- An IRA allows for contributions of $6,500 in 2023 with a catch up of $1,000 for individuals over age 50. Starting in 2024, catch up contributions will include a Cost-of-Living Adjustment to keep up with inflation. For those that make too much income to contribute to a Roth or receive a deduction on a Traditional IRA, speak to your financial advisor about a back door Roth conversion. No provisions in the SECURE Act 2.0 restrict or eliminate existing Roth strategies.
- Health Savings Accounts (HSA) are a great option for those that have a high deductible health plan available through their employer. They allow for a maximum family contribution of $7,750 in 2023 with a catch up of $1,000 for individuals aged 55 or older. An HSA has the benefit of pre-tax contributions, tax deferred growth, and tax-free withdrawals for qualified medical expenses. The funds can be invested with no requirement to use by the end of each year.

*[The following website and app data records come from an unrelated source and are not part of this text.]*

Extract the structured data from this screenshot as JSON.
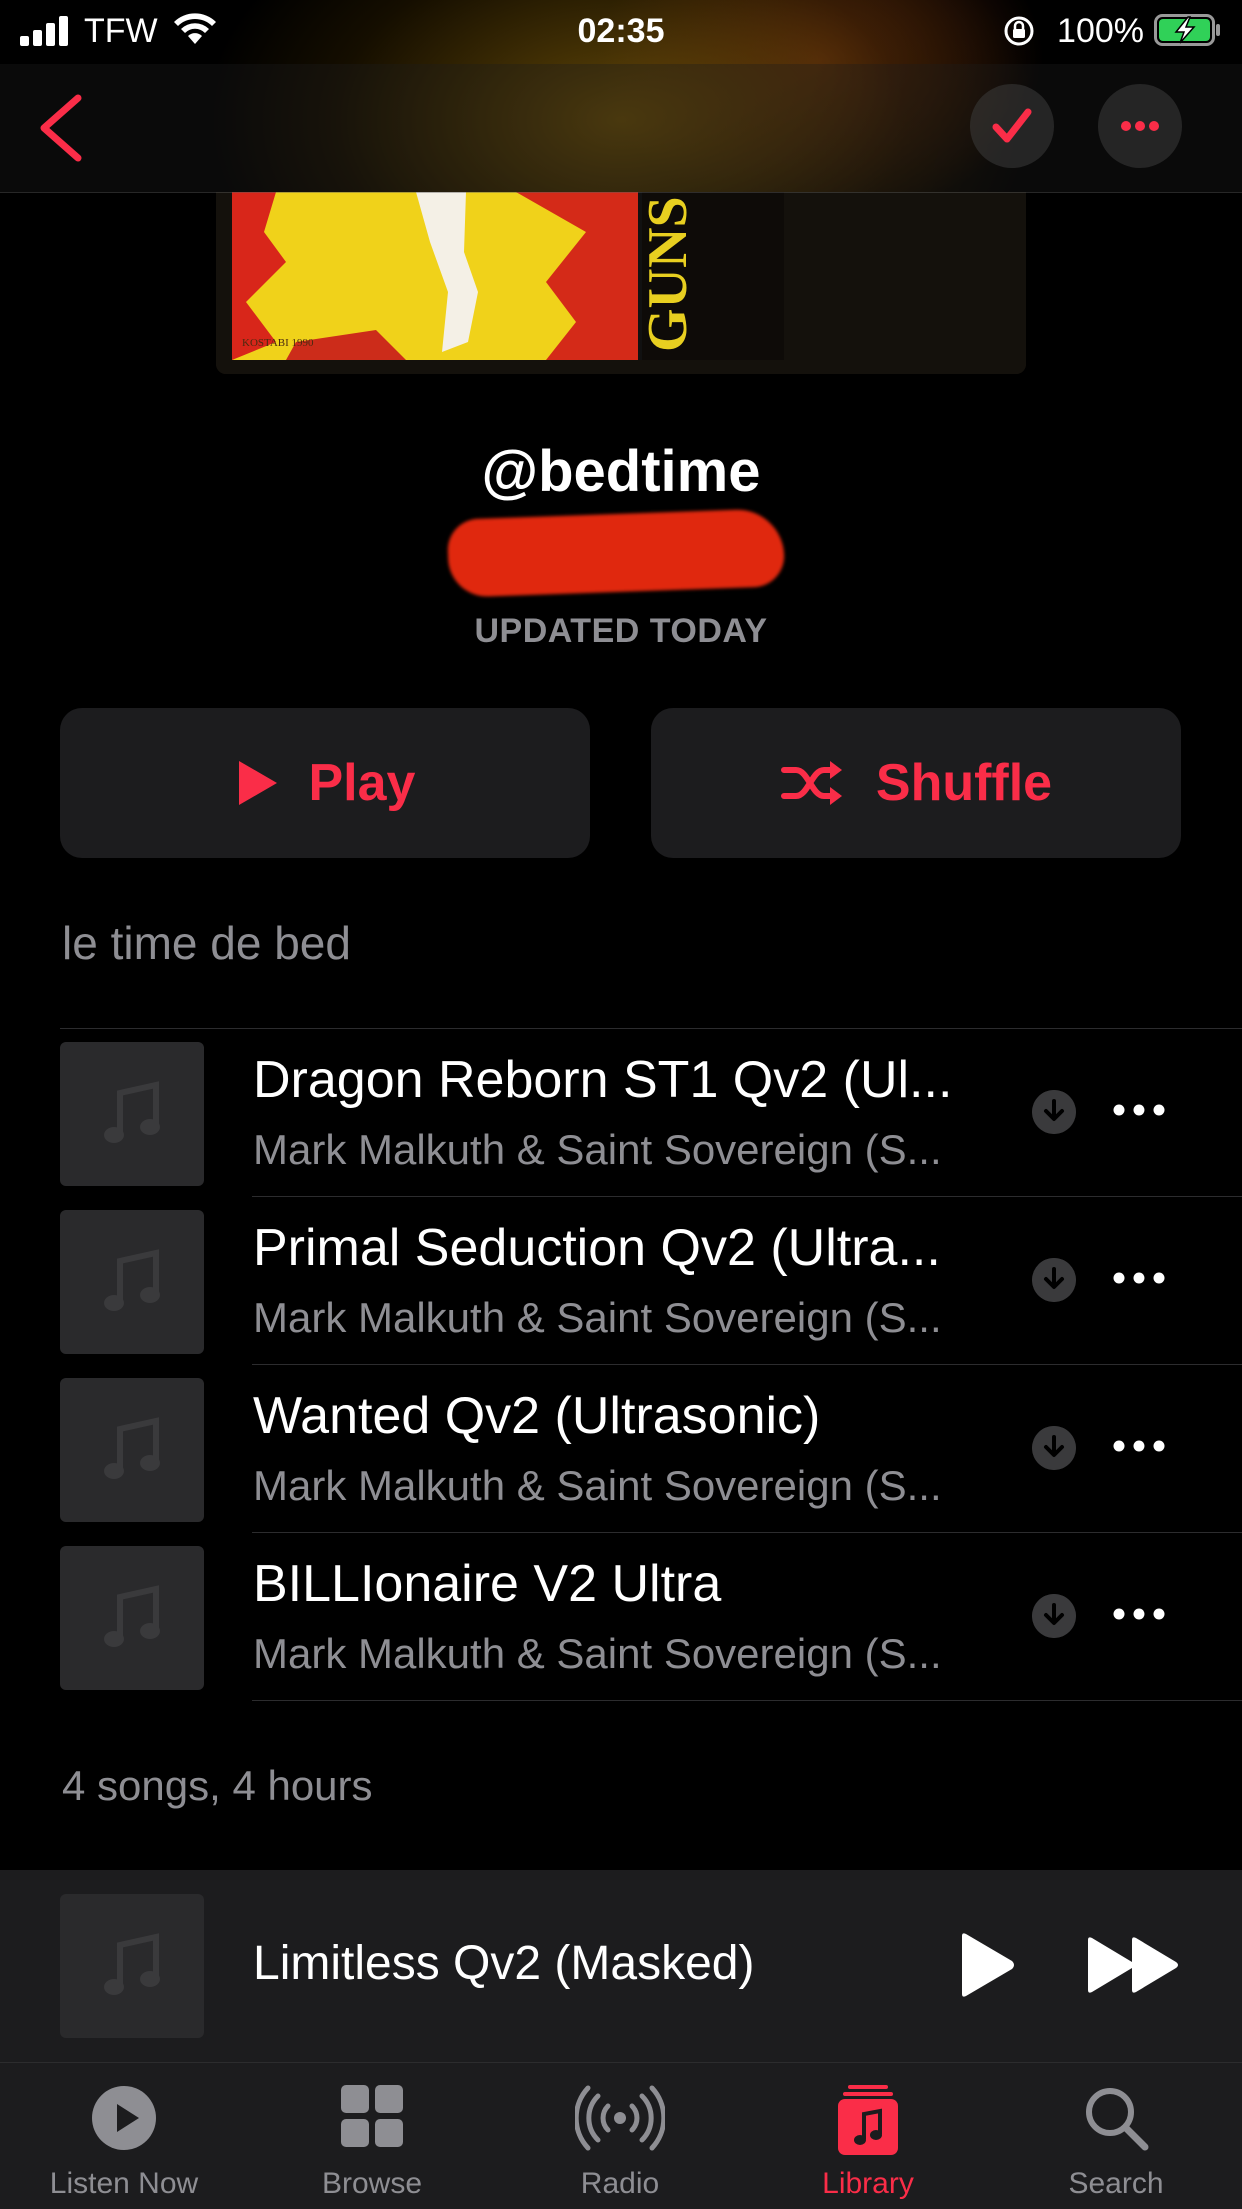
{
  "status_bar": {
    "carrier": "TFW",
    "time": "02:35",
    "battery": "100%"
  },
  "playlist": {
    "title": "@bedtime",
    "updated": "UPDATED TODAY",
    "description": "le time de bed",
    "play_label": "Play",
    "shuffle_label": "Shuffle",
    "summary": "4 songs, 4 hours"
  },
  "tracks": [
    {
      "title": "Dragon Reborn ST1 Qv2 (Ul...",
      "artist": "Mark Malkuth & Saint Sovereign (S..."
    },
    {
      "title": "Primal Seduction Qv2 (Ultra...",
      "artist": "Mark Malkuth & Saint Sovereign (S..."
    },
    {
      "title": "Wanted Qv2 (Ultrasonic)",
      "artist": "Mark Malkuth & Saint Sovereign (S..."
    },
    {
      "title": "BILLIonaire V2 Ultra",
      "artist": "Mark Malkuth & Saint Sovereign (S..."
    }
  ],
  "now_playing": {
    "title": "Limitless Qv2 (Masked)"
  },
  "tabs": [
    {
      "label": "Listen Now",
      "icon": "play-circle-icon"
    },
    {
      "label": "Browse",
      "icon": "grid-icon"
    },
    {
      "label": "Radio",
      "icon": "radio-waves-icon"
    },
    {
      "label": "Library",
      "icon": "library-icon",
      "active": true
    },
    {
      "label": "Search",
      "icon": "magnifier-icon"
    }
  ],
  "colors": {
    "accent": "#fa2d48",
    "background": "#000000",
    "surface": "#1c1c1e",
    "secondary_text": "#8e8e93"
  }
}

An HSA can grow and create a pool to pay medical costs in retirement or serve as an alternative or supplement to long term care insurance.
- 529 accounts are college savings plans sponsored by a state or state agency. Contributions grow tax deferred and come out tax free for qualified educational expenses including $10K/year for K-12 education. From the SECURE Act 2.0, starting in 2024, up to $35,000 of leftover funds in a 529 account can be rolled over into a Roth account if the fund is at least 15 years old. There are some additional restrictions, but this should alleviate some of the concern about overfunding a 529 plan if a child doesn’t use the entire balance.
b. Set up an automatic investment plan to make savings easier and to take advantage of dollar cost averaging into the market during volatile times.
c. Use your bonus to pay down high interest debt, invest, or earmark it for that vacation that has been on hold due to COVID restrictions.
3) Estate planning and consolidation
Make 2023 the year that you simplify your life! If you are like most people, you probably have multiple providers for your financial needs for any number of reasons. Now is a perfect time to collect year end statements and start to consolidate those assets to fewer providers, create less complexity in your life, and simplify your tax returns saving you time and money. By consolidating your assets, it is easier to create a cohesive investment plan that accomplishes your goals.
As you start to consolidate your assets, review your beneficiaries to make sure they are accurate. It is common for people to complete their estate planning documents (wills/trusts, etc.) but never title their investment accounts to reflect the wishes in the documents.
Here are some items to review when thinking about your estate planning needs: Estate Planning Considerations
To summarize, save money consistently as tax efficiently as possible and make sure the dollars end up where you want them to go. Here is to a happy, healthy, and prosperous 2023!